Some of these factors include:
-Lack of oesophageal control ie. Relaxation at the incorrect time.
-Abdominal pressure increasing due to crying, coughing, overfeeding, slouching, straining or sitting after feeds.
-Conditions which cause the muscles or nerves to abnormally function.
-Genetics or hereditary factors.
Most children will outgrow the problem but while it occurs it can be successfully controlled by simple solutions such as baby probiotics, thickening the feeds, keeping the bub upright and of course reassuring oneself that it is a common problem.
If the problem persists, despite the lifestyle changes medical intervention is sometimes necessary which involves testing and treatment based on the findings- consult you GP or paediatrician.
So what are the symptoms and signs of Reflux?
Usually a baby will not display all of these signs and it is important to note that the number of symptoms do not indicate the severity of the condition. Another note: the signs and symptoms in this list can also be due to other causes so do not assume that the only cause is reflux and seek advice from a health practitioner.
1. Feeding problems: arching of the back, refusing to feed despite being hungry, crying after or during a feed or even feeding frequently
2. Hiccupping repeatedly
3. Crying, screaming or general irritability
4. Sleeping problems: frequent waking, easily disturbed sleep or difficulty settling
5. Nasal congestion or recurrent upper respiratory infections
6. Possetting/vomiting or choking/gagging
7. Hoarse cry
8. Excessive salivation in the absence of teething
9. Weight gain/loss or slow growth
Tips for Managing Reflux
These are some strategies to help with the management of your child’s symptoms. If the symptoms persist or are severe, your doctor may suggest referral to a paediatrician or medication.
- Avoid overfeeding
- Try a probiotic for baby and Mum. This can help increase the good bacteria and settle the reflux (Bioceuticals makes a great one!)
- Feed bub in an upright position and following the feed try to keep them upright for at least 30 minutes. (Laying them flat may aggravate the problem at this time).
- Try to avoid bouncing your baby especially after a feed.
- Tight clothing especially around the waist is to be avoided. This includes nappies and waistbands.
- Before the feed, try and change nappies and have tummy time rather than after the feed.
- Sometimes there may be food sensitivities present. In this case consult a health practitioner before changing your child’s diet or mum may consider an elimination diet for herself.
- Use of a dummy can sometimes help settle the baby.
- Some food and drink cause more irritation and increase aciditiy. These are to be minimised eg caffeine, spicy foods, citrus, tomato for Mum and bub.
- It is still important to follow safe sleeping guidelines.
- Thickened feeds are effective in some cases where vomiting is a common symptom. Discuss with your health practitioner how to introduce thickeners.

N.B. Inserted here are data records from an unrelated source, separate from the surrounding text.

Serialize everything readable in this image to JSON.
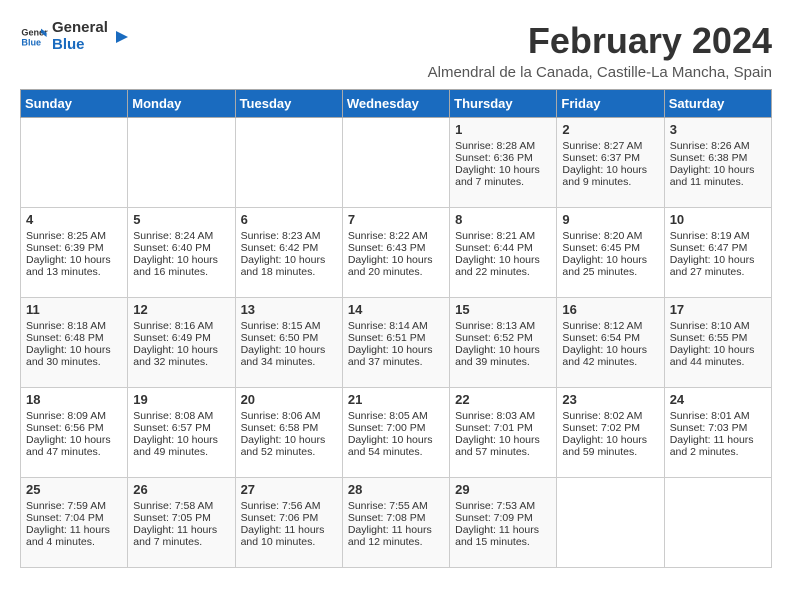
{
  "logo": {
    "line1": "General",
    "line2": "Blue"
  },
  "title": "February 2024",
  "subtitle": "Almendral de la Canada, Castille-La Mancha, Spain",
  "days_of_week": [
    "Sunday",
    "Monday",
    "Tuesday",
    "Wednesday",
    "Thursday",
    "Friday",
    "Saturday"
  ],
  "weeks": [
    [
      {
        "day": "",
        "info": ""
      },
      {
        "day": "",
        "info": ""
      },
      {
        "day": "",
        "info": ""
      },
      {
        "day": "",
        "info": ""
      },
      {
        "day": "1",
        "info": "Sunrise: 8:28 AM\nSunset: 6:36 PM\nDaylight: 10 hours\nand 7 minutes."
      },
      {
        "day": "2",
        "info": "Sunrise: 8:27 AM\nSunset: 6:37 PM\nDaylight: 10 hours\nand 9 minutes."
      },
      {
        "day": "3",
        "info": "Sunrise: 8:26 AM\nSunset: 6:38 PM\nDaylight: 10 hours\nand 11 minutes."
      }
    ],
    [
      {
        "day": "4",
        "info": "Sunrise: 8:25 AM\nSunset: 6:39 PM\nDaylight: 10 hours\nand 13 minutes."
      },
      {
        "day": "5",
        "info": "Sunrise: 8:24 AM\nSunset: 6:40 PM\nDaylight: 10 hours\nand 16 minutes."
      },
      {
        "day": "6",
        "info": "Sunrise: 8:23 AM\nSunset: 6:42 PM\nDaylight: 10 hours\nand 18 minutes."
      },
      {
        "day": "7",
        "info": "Sunrise: 8:22 AM\nSunset: 6:43 PM\nDaylight: 10 hours\nand 20 minutes."
      },
      {
        "day": "8",
        "info": "Sunrise: 8:21 AM\nSunset: 6:44 PM\nDaylight: 10 hours\nand 22 minutes."
      },
      {
        "day": "9",
        "info": "Sunrise: 8:20 AM\nSunset: 6:45 PM\nDaylight: 10 hours\nand 25 minutes."
      },
      {
        "day": "10",
        "info": "Sunrise: 8:19 AM\nSunset: 6:47 PM\nDaylight: 10 hours\nand 27 minutes."
      }
    ],
    [
      {
        "day": "11",
        "info": "Sunrise: 8:18 AM\nSunset: 6:48 PM\nDaylight: 10 hours\nand 30 minutes."
      },
      {
        "day": "12",
        "info": "Sunrise: 8:16 AM\nSunset: 6:49 PM\nDaylight: 10 hours\nand 32 minutes."
      },
      {
        "day": "13",
        "info": "Sunrise: 8:15 AM\nSunset: 6:50 PM\nDaylight: 10 hours\nand 34 minutes."
      },
      {
        "day": "14",
        "info": "Sunrise: 8:14 AM\nSunset: 6:51 PM\nDaylight: 10 hours\nand 37 minutes."
      },
      {
        "day": "15",
        "info": "Sunrise: 8:13 AM\nSunset: 6:52 PM\nDaylight: 10 hours\nand 39 minutes."
      },
      {
        "day": "16",
        "info": "Sunrise: 8:12 AM\nSunset: 6:54 PM\nDaylight: 10 hours\nand 42 minutes."
      },
      {
        "day": "17",
        "info": "Sunrise: 8:10 AM\nSunset: 6:55 PM\nDaylight: 10 hours\nand 44 minutes."
      }
    ],
    [
      {
        "day": "18",
        "info": "Sunrise: 8:09 AM\nSunset: 6:56 PM\nDaylight: 10 hours\nand 47 minutes."
      },
      {
        "day": "19",
        "info": "Sunrise: 8:08 AM\nSunset: 6:57 PM\nDaylight: 10 hours\nand 49 minutes."
      },
      {
        "day": "20",
        "info": "Sunrise: 8:06 AM\nSunset: 6:58 PM\nDaylight: 10 hours\nand 52 minutes."
      },
      {
        "day": "21",
        "info": "Sunrise: 8:05 AM\nSunset: 7:00 PM\nDaylight: 10 hours\nand 54 minutes."
      },
      {
        "day": "22",
        "info": "Sunrise: 8:03 AM\nSunset: 7:01 PM\nDaylight: 10 hours\nand 57 minutes."
      },
      {
        "day": "23",
        "info": "Sunrise: 8:02 AM\nSunset: 7:02 PM\nDaylight: 10 hours\nand 59 minutes."
      },
      {
        "day": "24",
        "info": "Sunrise: 8:01 AM\nSunset: 7:03 PM\nDaylight: 11 hours\nand 2 minutes."
      }
    ],
    [
      {
        "day": "25",
        "info": "Sunrise: 7:59 AM\nSunset: 7:04 PM\nDaylight: 11 hours\nand 4 minutes."
      },
      {
        "day": "26",
        "info": "Sunrise: 7:58 AM\nSunset: 7:05 PM\nDaylight: 11 hours\nand 7 minutes."
      },
      {
        "day": "27",
        "info": "Sunrise: 7:56 AM\nSunset: 7:06 PM\nDaylight: 11 hours\nand 10 minutes."
      },
      {
        "day": "28",
        "info": "Sunrise: 7:55 AM\nSunset: 7:08 PM\nDaylight: 11 hours\nand 12 minutes."
      },
      {
        "day": "29",
        "info": "Sunrise: 7:53 AM\nSunset: 7:09 PM\nDaylight: 11 hours\nand 15 minutes."
      },
      {
        "day": "",
        "info": ""
      },
      {
        "day": "",
        "info": ""
      }
    ]
  ]
}
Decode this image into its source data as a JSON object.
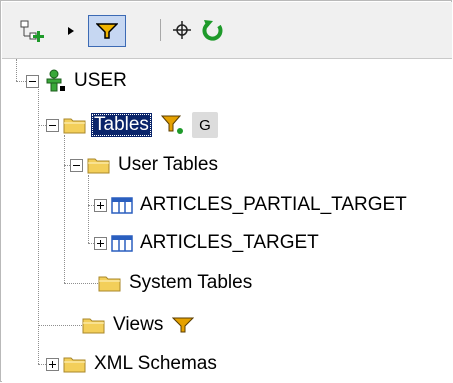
{
  "toolbar": {
    "buttons": [
      {
        "name": "add-node-button",
        "icon": "tree-add-icon"
      },
      {
        "name": "dropdown-arrow",
        "icon": "triangle-right-icon"
      },
      {
        "name": "filter-button",
        "icon": "filter-funnel-icon",
        "pressed": true
      },
      {
        "name": "locate-button",
        "icon": "crosshair-icon"
      },
      {
        "name": "refresh-button",
        "icon": "refresh-icon"
      }
    ]
  },
  "tree": {
    "root": {
      "label": "USER",
      "icon": "user-schema-icon"
    },
    "tables": {
      "label": "Tables",
      "badge": "G",
      "filter_icon": "filter-funnel-icon"
    },
    "user_tables": {
      "label": "User Tables"
    },
    "table_items": [
      {
        "label": "ARTICLES_PARTIAL_TARGET"
      },
      {
        "label": "ARTICLES_TARGET"
      }
    ],
    "system_tables": {
      "label": "System Tables"
    },
    "views": {
      "label": "Views"
    },
    "xml_schemas": {
      "label": "XML Schemas"
    }
  },
  "colors": {
    "selection": "#0a246a",
    "folder": "#f3cf5a",
    "filter": "#e5a100",
    "refresh": "#1e9a2a",
    "table_icon": "#2a5fbf"
  }
}
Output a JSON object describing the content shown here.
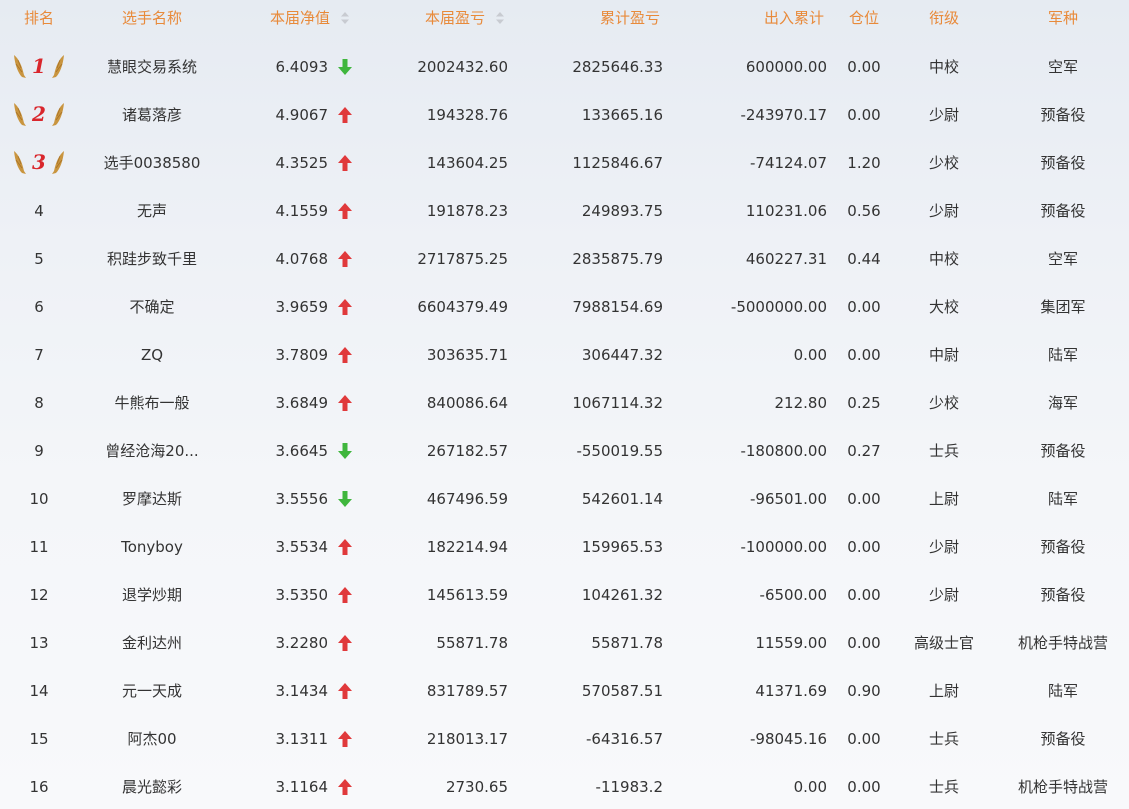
{
  "colors": {
    "header_text": "#e88a3a",
    "up_arrow": "#e0393b",
    "down_arrow": "#3fb63d",
    "medal_number": "#d9262c",
    "wing": "#c9953f"
  },
  "headers": {
    "rank": "排名",
    "name": "选手名称",
    "nav": "本届净值",
    "profit": "本届盈亏",
    "total_profit": "累计盈亏",
    "cash_flow": "出入累计",
    "position": "仓位",
    "grade": "衔级",
    "branch": "军种"
  },
  "rows": [
    {
      "rank": "1",
      "name": "慧眼交易系统",
      "nav": "6.4093",
      "trend": "down",
      "profit": "2002432.60",
      "total_profit": "2825646.33",
      "cash_flow": "600000.00",
      "position": "0.00",
      "grade": "中校",
      "branch": "空军"
    },
    {
      "rank": "2",
      "name": "诸葛落彦",
      "nav": "4.9067",
      "trend": "up",
      "profit": "194328.76",
      "total_profit": "133665.16",
      "cash_flow": "-243970.17",
      "position": "0.00",
      "grade": "少尉",
      "branch": "预备役"
    },
    {
      "rank": "3",
      "name": "选手0038580",
      "nav": "4.3525",
      "trend": "up",
      "profit": "143604.25",
      "total_profit": "1125846.67",
      "cash_flow": "-74124.07",
      "position": "1.20",
      "grade": "少校",
      "branch": "预备役"
    },
    {
      "rank": "4",
      "name": "无声",
      "nav": "4.1559",
      "trend": "up",
      "profit": "191878.23",
      "total_profit": "249893.75",
      "cash_flow": "110231.06",
      "position": "0.56",
      "grade": "少尉",
      "branch": "预备役"
    },
    {
      "rank": "5",
      "name": "积跬步致千里",
      "nav": "4.0768",
      "trend": "up",
      "profit": "2717875.25",
      "total_profit": "2835875.79",
      "cash_flow": "460227.31",
      "position": "0.44",
      "grade": "中校",
      "branch": "空军"
    },
    {
      "rank": "6",
      "name": "不确定",
      "nav": "3.9659",
      "trend": "up",
      "profit": "6604379.49",
      "total_profit": "7988154.69",
      "cash_flow": "-5000000.00",
      "position": "0.00",
      "grade": "大校",
      "branch": "集团军"
    },
    {
      "rank": "7",
      "name": "ZQ",
      "nav": "3.7809",
      "trend": "up",
      "profit": "303635.71",
      "total_profit": "306447.32",
      "cash_flow": "0.00",
      "position": "0.00",
      "grade": "中尉",
      "branch": "陆军"
    },
    {
      "rank": "8",
      "name": "牛熊布一般",
      "nav": "3.6849",
      "trend": "up",
      "profit": "840086.64",
      "total_profit": "1067114.32",
      "cash_flow": "212.80",
      "position": "0.25",
      "grade": "少校",
      "branch": "海军"
    },
    {
      "rank": "9",
      "name": "曾经沧海20...",
      "nav": "3.6645",
      "trend": "down",
      "profit": "267182.57",
      "total_profit": "-550019.55",
      "cash_flow": "-180800.00",
      "position": "0.27",
      "grade": "士兵",
      "branch": "预备役"
    },
    {
      "rank": "10",
      "name": "罗摩达斯",
      "nav": "3.5556",
      "trend": "down",
      "profit": "467496.59",
      "total_profit": "542601.14",
      "cash_flow": "-96501.00",
      "position": "0.00",
      "grade": "上尉",
      "branch": "陆军"
    },
    {
      "rank": "11",
      "name": "Tonyboy",
      "nav": "3.5534",
      "trend": "up",
      "profit": "182214.94",
      "total_profit": "159965.53",
      "cash_flow": "-100000.00",
      "position": "0.00",
      "grade": "少尉",
      "branch": "预备役"
    },
    {
      "rank": "12",
      "name": "退学炒期",
      "nav": "3.5350",
      "trend": "up",
      "profit": "145613.59",
      "total_profit": "104261.32",
      "cash_flow": "-6500.00",
      "position": "0.00",
      "grade": "少尉",
      "branch": "预备役"
    },
    {
      "rank": "13",
      "name": "金利达州",
      "nav": "3.2280",
      "trend": "up",
      "profit": "55871.78",
      "total_profit": "55871.78",
      "cash_flow": "11559.00",
      "position": "0.00",
      "grade": "高级士官",
      "branch": "机枪手特战营"
    },
    {
      "rank": "14",
      "name": "元一天成",
      "nav": "3.1434",
      "trend": "up",
      "profit": "831789.57",
      "total_profit": "570587.51",
      "cash_flow": "41371.69",
      "position": "0.90",
      "grade": "上尉",
      "branch": "陆军"
    },
    {
      "rank": "15",
      "name": "阿杰00",
      "nav": "3.1311",
      "trend": "up",
      "profit": "218013.17",
      "total_profit": "-64316.57",
      "cash_flow": "-98045.16",
      "position": "0.00",
      "grade": "士兵",
      "branch": "预备役"
    },
    {
      "rank": "16",
      "name": "晨光懿彩",
      "nav": "3.1164",
      "trend": "up",
      "profit": "2730.65",
      "total_profit": "-11983.2",
      "cash_flow": "0.00",
      "position": "0.00",
      "grade": "士兵",
      "branch": "机枪手特战营"
    }
  ]
}
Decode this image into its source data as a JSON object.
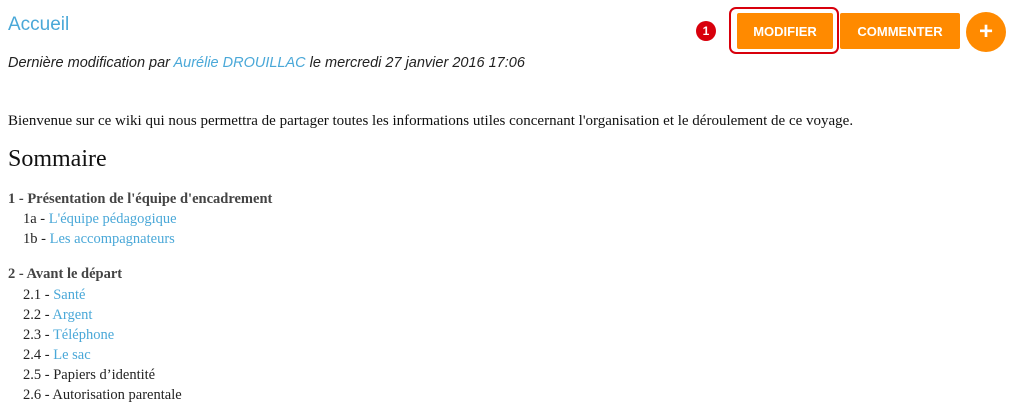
{
  "page": {
    "title": "Accueil",
    "meta": {
      "prefix": "Dernière modification par ",
      "author": "Aurélie DROUILLAC",
      "suffix": " le mercredi 27 janvier 2016 17:06"
    }
  },
  "actions": {
    "modify": "MODIFIER",
    "comment": "COMMENTER",
    "add": "+",
    "annotation_number": "1"
  },
  "content": {
    "intro": "Bienvenue sur ce wiki qui nous permettra de partager toutes les informations utiles concernant l'organisation et le déroulement de ce voyage.",
    "toc_title": "Sommaire",
    "sections": [
      {
        "title": "1 - Présentation de l'équipe d'encadrement",
        "items": [
          {
            "num": "1a - ",
            "text": "L'équipe pédagogique",
            "link": true
          },
          {
            "num": "1b - ",
            "text": "Les accompagnateurs",
            "link": true
          }
        ]
      },
      {
        "title": "2 - Avant le départ",
        "items": [
          {
            "num": "2.1 - ",
            "text": "Santé",
            "link": true
          },
          {
            "num": "2.2 - ",
            "text": "Argent",
            "link": true
          },
          {
            "num": "2.3 - ",
            "text": "Téléphone",
            "link": true
          },
          {
            "num": "2.4 - ",
            "text": "Le sac",
            "link": true
          },
          {
            "num": "2.5 - ",
            "text": "Papiers d’identité",
            "link": false
          },
          {
            "num": "2.6 - ",
            "text": "Autorisation parentale",
            "link": false
          }
        ]
      }
    ]
  },
  "colors": {
    "accent": "#ff8a00",
    "link": "#4aa8d8",
    "highlight": "#d8000c"
  }
}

Here are a few survival tips:
-There is no right or wrong way to deal with the problem. Each child is different and therefore often treating the problem will include some trial and error.
-Do not be too hard on yourself. Try and focus on what you are doing right because often it is just not having worked out the best answer for the problem yet.
-Realise that most people will not understand but find a support group that have had to deal with similar episodes in order to share ideas and not feel alone in this – you aren’t alone!
-Trust your instincts- reflux is a medical condition and is not in your mind. Often my clients tell me they were worried that the screaming is just the way their baby is.
-Reflux can be triggered by various factors such as humidity, colds, teething, routine changes, tiredness.
-Look after yourself. It is easy to forget about your wellbeing while dealing with sleeplessness. You are better equipped to find solutions when you are rested.
Adapted from articles from ICPA